  19. Monix, Thank you for the kind words about our book. I am also a coauthor and found your blog through Terra. Have not been to Devon yet but have visited England several times and we are planning another trip--extensive this time, probably in 2011.

    I too grumble about the early Christmas displays. Trees are already up and decorated in our stores and it isn't even Halloween yet!

  20. Karen
    Hello and welcome! I love your book, which is full of the things I hold dear. I really believe that it is important to help children to develop a sense of awe and wonder, and for adults to experience reminders of it through celebrations and rituals. Thank you for your efforts to keep the important aspects of Christmas alive.

  21. I think just remember what the original reason for Christmas is, makes celebrating this special time of the year even more meaningful. Taking time to reflect on the perfect gift given to all of us that day, that our salvation is assured if we simply have the faith to believe in God. That is the true meaning of Christmas!

    Love and Hugs ~ Kat

  22. Thank you, Kat. I'm sad to say that I saw a televised survey of shoppers of all ages last year and a great many of them had no idea what the origin of the Christmas celebration was!

  23. Hello! I found your blog by way of a friend who linked the wonderful-sounding mushroom tart recipe you posted recently. We're part of a group of Christian Tolkien fans, and therefore rather fond of mushrooms. :-)

    This book sounds lovely as we've always tried to keep our Christmases fairly simple, focusing on the birth of Christ and not so much on the commercial hoopla.

    Off to explore your blog!

  24. Lee Ann
    Welcome! I hope you enjoyed the mushroom tart. If you are looking into my archived posts, you might find some odd spaces where photographs should be. I had problems with disappearing pictures, some of which I have restored, but I haven't been through all the archives yet.

    Good luck in the book draw.

  25. We do have nice Christmas markets, but for the authentic experience, I think Germany is best. In Cologne, they will have 7 different markets this year, including one on a boat.

  26. Breussel
    Some of my friends go to the markets in Cologne every year. I must say, the market on a boat sounds interesting.

  27. I cannot believe that I have seen Chocolate Santas in the shops already, especially as we have yet to have one misty morning and temperatures have been edging up to 21 degrees all week here in London. I'm with you on this one - let's keep Christmas for, erm, Christmastime.

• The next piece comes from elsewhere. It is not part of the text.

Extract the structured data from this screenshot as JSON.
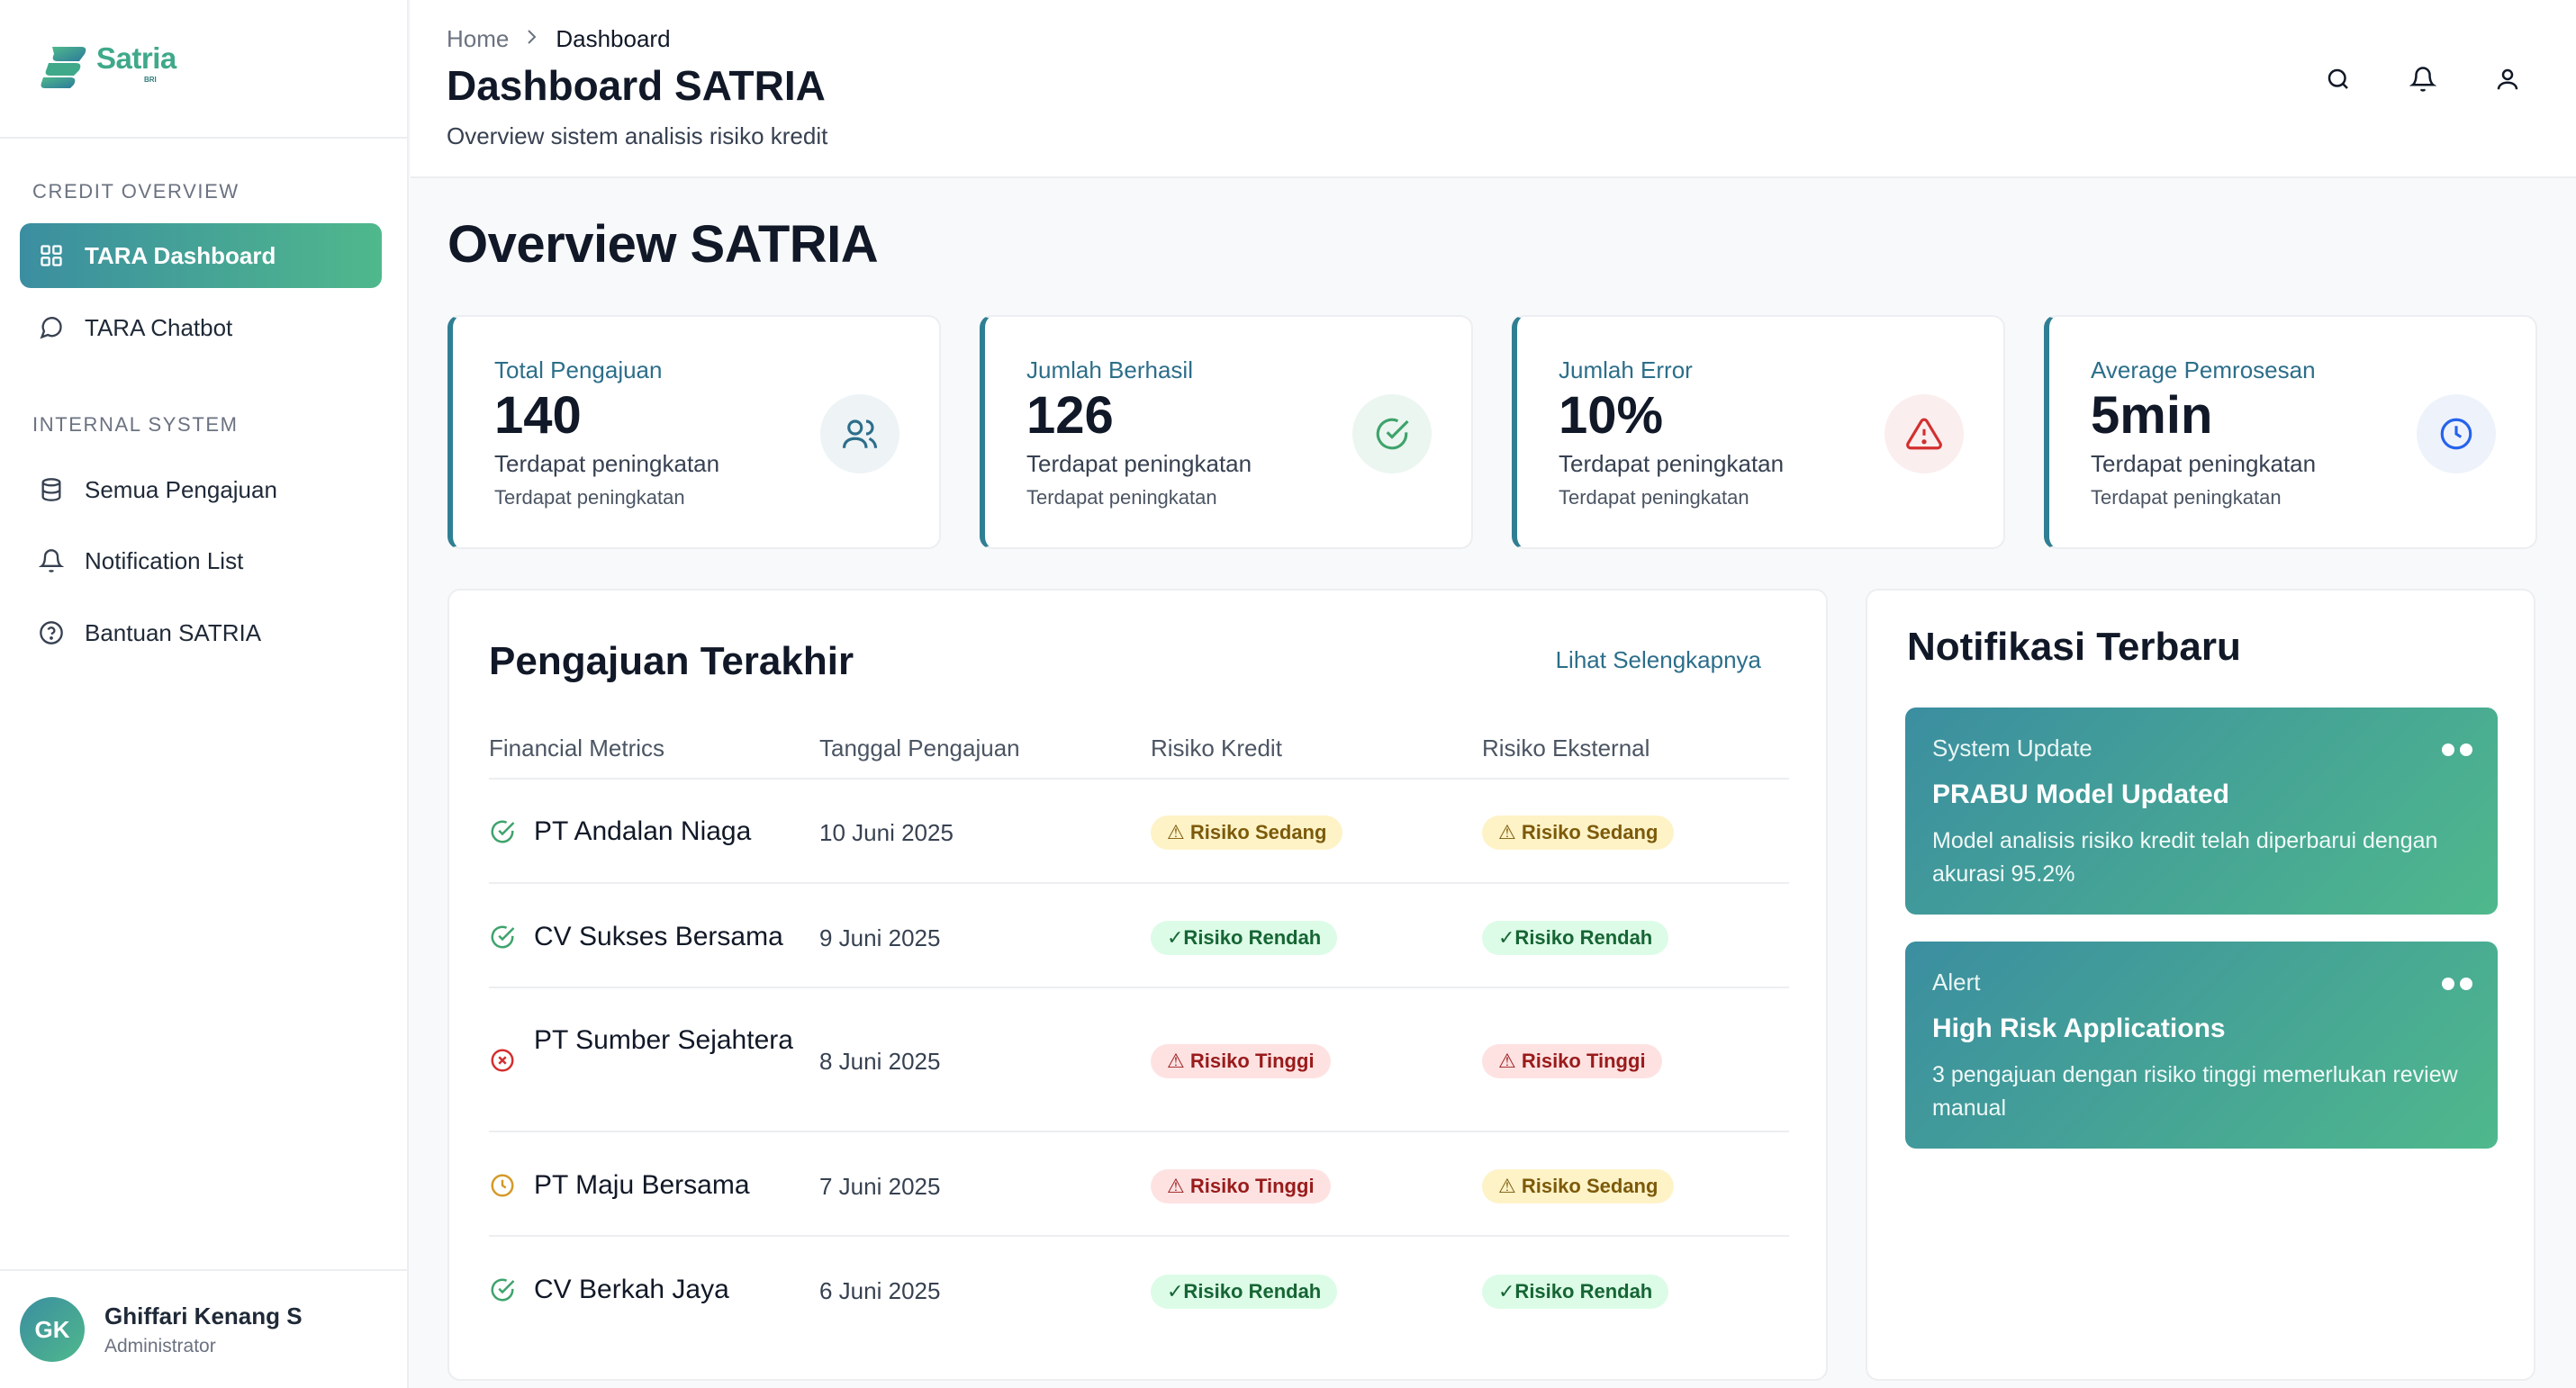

  28. Colleen
    I feel the same about foods in their right season, too. I know from your blog that you do, as I pop over to see what you are picking!


I love to read your comments and promise that I will reply as soon as I can leave my garden, sewing room or kitchen!